Sunday, September 19, 2021
The other night I awoke with John 8:36 in my mind: "So if the Son sets you free, you will be free indeed."
Since my mom's death from Alzheimer's disease, I have been struggling with grief issues; not just the sorrow of the final parting, but from something like post-traumatic stress from my years of caregiving. Nearly 20 years before she died, I lost my mother as she had once been as she began suffering signs of dementia.
The truth the Lord wanted me to receive through this Scripture is that my path forward is not to be defined by grief; Jesus sets us free from the crippling power of sorrows, past or present.
When we are sad we can't be happy simply by deciding to do so. When we are depressed we can't "snap out of it" at will. However, we can choose to believe that all sorrows are comforted in our Lord and Savior, Jesus Christ.
"Sometimes we nurture anger toward the Lord, but this is self-defeating. It is a divine paradox that the only comfort for our injuries lies in the arms of Him who allowed the blows to fall. We don't have to understand, but we do need to trust. The decision to trust takes place in the will and not in the emotions, and so even on our most difficult days we can agree with King David's words: 'But I trust in you O Lord, I say, 'You are my God, my times are in your hands'' (Psalm 31:14.)"**
**from 100 Days to Freedom: Release from the Self-Condemnation of Overweight, day 89
Saturday, September 18, 2021
Thursday, September 16, 2021

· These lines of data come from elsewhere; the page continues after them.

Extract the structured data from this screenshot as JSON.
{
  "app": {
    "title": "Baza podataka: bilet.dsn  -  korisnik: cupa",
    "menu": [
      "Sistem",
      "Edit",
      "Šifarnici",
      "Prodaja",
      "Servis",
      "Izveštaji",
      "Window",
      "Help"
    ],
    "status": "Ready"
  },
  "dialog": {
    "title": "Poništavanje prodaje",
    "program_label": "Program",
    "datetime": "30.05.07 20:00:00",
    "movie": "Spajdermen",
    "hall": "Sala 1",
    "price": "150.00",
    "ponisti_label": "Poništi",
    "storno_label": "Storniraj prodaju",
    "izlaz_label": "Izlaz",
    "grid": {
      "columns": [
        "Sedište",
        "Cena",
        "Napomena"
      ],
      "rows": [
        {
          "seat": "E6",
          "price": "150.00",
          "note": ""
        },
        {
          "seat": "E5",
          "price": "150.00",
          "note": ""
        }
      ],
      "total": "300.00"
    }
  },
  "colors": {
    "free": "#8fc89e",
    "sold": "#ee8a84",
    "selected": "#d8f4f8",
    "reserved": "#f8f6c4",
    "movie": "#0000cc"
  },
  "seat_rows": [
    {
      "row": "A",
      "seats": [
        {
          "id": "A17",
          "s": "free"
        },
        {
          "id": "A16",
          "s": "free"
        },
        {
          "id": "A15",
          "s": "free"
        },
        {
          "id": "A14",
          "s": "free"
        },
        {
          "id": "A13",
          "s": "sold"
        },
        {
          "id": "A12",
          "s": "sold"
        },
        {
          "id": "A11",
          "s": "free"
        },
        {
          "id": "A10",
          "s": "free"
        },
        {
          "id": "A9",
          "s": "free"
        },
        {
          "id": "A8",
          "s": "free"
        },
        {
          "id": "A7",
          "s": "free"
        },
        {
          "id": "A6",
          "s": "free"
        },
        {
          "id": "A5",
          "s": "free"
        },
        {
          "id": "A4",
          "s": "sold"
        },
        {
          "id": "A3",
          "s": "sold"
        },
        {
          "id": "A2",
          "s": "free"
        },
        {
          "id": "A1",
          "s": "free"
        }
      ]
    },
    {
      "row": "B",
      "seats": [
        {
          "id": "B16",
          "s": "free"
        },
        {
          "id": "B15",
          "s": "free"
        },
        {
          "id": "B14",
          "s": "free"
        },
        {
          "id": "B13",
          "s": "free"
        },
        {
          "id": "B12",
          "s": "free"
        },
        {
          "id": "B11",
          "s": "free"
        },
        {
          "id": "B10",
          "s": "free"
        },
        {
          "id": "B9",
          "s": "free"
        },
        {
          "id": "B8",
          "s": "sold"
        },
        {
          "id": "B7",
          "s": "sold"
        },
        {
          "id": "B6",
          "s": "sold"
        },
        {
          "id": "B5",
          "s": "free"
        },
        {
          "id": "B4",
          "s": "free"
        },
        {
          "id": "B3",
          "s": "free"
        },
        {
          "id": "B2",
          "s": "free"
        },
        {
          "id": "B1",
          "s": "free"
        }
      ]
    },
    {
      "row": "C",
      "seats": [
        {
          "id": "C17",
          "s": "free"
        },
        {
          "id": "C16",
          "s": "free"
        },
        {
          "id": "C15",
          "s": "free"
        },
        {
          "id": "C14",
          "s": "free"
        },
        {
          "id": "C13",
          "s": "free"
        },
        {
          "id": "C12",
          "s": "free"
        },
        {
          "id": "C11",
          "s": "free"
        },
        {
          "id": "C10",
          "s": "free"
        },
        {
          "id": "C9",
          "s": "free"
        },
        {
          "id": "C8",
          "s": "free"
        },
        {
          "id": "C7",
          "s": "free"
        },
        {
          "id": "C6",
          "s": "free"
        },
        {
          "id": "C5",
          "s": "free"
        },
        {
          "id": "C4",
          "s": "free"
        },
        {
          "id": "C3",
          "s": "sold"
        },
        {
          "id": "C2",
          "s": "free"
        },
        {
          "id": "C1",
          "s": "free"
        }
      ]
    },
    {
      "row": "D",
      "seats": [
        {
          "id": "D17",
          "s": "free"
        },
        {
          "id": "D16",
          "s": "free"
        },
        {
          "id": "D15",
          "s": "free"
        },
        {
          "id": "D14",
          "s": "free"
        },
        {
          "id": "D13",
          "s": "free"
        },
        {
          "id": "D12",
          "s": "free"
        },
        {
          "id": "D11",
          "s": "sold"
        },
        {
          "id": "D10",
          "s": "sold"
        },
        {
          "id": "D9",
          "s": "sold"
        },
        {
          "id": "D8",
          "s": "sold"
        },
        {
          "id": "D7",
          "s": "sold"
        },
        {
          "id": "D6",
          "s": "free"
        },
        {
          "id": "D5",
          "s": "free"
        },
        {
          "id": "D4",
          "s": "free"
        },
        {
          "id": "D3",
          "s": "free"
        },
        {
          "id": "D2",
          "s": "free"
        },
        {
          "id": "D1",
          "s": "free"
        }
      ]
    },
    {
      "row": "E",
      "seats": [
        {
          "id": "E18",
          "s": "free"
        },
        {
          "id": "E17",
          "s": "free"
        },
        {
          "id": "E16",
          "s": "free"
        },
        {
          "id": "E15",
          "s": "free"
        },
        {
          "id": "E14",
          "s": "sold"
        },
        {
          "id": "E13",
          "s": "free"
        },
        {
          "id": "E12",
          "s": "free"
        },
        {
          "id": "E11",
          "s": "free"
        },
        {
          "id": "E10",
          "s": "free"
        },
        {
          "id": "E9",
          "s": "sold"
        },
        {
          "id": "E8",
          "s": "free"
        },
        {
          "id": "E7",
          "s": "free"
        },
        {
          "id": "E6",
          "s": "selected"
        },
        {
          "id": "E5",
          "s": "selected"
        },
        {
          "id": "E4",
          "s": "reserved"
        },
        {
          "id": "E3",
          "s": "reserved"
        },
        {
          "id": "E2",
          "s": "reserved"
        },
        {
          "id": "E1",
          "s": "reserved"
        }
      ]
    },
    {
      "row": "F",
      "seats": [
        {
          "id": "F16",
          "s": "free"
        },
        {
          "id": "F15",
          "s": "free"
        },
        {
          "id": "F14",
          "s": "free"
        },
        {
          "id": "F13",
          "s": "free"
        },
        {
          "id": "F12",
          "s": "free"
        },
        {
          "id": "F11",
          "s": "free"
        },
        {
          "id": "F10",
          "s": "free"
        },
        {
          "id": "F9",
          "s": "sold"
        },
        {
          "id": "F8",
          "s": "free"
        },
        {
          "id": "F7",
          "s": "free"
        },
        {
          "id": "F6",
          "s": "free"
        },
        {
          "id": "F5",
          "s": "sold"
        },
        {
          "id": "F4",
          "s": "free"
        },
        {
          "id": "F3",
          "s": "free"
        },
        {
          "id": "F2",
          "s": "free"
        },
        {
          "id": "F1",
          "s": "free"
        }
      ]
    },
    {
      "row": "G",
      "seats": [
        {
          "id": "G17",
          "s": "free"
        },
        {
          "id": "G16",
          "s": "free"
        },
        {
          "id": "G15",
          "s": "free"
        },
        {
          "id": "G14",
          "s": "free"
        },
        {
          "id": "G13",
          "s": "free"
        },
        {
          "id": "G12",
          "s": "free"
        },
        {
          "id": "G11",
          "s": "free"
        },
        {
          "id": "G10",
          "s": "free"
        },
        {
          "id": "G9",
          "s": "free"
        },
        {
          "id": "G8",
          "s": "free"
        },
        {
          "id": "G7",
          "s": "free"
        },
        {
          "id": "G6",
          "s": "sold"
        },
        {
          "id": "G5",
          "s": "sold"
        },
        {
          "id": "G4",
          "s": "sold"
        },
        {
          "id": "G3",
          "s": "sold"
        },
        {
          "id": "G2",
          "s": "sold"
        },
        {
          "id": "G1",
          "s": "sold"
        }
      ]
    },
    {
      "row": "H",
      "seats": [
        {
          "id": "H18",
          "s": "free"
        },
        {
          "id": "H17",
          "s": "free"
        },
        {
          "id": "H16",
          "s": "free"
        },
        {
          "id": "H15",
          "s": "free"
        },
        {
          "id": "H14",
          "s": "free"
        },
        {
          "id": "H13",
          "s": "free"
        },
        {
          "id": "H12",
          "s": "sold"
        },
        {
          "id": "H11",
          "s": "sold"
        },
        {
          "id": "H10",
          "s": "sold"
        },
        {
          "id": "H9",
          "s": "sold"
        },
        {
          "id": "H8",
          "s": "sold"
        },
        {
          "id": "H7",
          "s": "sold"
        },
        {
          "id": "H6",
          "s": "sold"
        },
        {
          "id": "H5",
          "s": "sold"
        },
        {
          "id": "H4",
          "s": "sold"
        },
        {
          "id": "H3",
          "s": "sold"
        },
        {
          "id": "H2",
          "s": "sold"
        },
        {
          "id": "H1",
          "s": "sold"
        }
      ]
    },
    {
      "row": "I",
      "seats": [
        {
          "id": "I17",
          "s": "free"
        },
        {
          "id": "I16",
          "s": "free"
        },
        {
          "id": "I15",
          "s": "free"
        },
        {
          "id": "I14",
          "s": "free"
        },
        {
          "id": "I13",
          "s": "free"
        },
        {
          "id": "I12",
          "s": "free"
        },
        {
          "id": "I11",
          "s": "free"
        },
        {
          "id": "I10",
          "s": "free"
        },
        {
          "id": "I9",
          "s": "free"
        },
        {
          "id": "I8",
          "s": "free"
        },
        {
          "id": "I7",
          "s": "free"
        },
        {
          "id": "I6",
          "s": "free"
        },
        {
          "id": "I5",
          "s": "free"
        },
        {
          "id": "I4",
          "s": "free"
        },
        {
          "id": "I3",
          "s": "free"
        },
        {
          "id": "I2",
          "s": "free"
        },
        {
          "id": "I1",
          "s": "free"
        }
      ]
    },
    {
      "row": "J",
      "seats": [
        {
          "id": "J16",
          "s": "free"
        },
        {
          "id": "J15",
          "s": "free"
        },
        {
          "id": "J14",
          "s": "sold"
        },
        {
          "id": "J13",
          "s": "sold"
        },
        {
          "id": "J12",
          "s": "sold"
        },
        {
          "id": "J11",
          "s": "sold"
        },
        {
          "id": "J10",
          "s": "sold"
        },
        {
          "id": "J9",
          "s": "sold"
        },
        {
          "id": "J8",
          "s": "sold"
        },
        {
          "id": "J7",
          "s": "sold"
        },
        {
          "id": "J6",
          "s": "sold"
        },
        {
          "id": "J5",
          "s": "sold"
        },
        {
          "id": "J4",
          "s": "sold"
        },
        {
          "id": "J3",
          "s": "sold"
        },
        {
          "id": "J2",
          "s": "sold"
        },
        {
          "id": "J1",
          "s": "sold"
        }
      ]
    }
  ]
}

One of the difficulties of transitioning to the role of caregiver for a parent is dealing with grief of loss. Parents often provide nurture and counsel well into their children's adulthoods; my mom certainly did. And so when Mom stopped cooking for us and lost interest in the daily details of my life, I was angry and grief-stricken.
Earlier this week a friend and I were talking about the difficulty of not casting blame when other people let us down. We came up with a pretty simple prayer from the perspective of frail and fallible human beings who are walking side-by-side along life's path with other frail and fallible human beings:
Dear Lord, help me speak when I need to speak, remain silent when I need to remain silent, and pray when I need to pray. It isn’t as though other people can keep me from what I need; that’s the devil’s lie! All I need spiritually and emotionally resides in my relationship with You. Help me look to my own obedience so that in every present moment I choose Your will rather than my own. I release those nearest to me from the heavy responsibility of meeting my heart's needs, and pray to increasingly find all my needs met in you.
As they make music they will sing,
“All my fountains are in you.”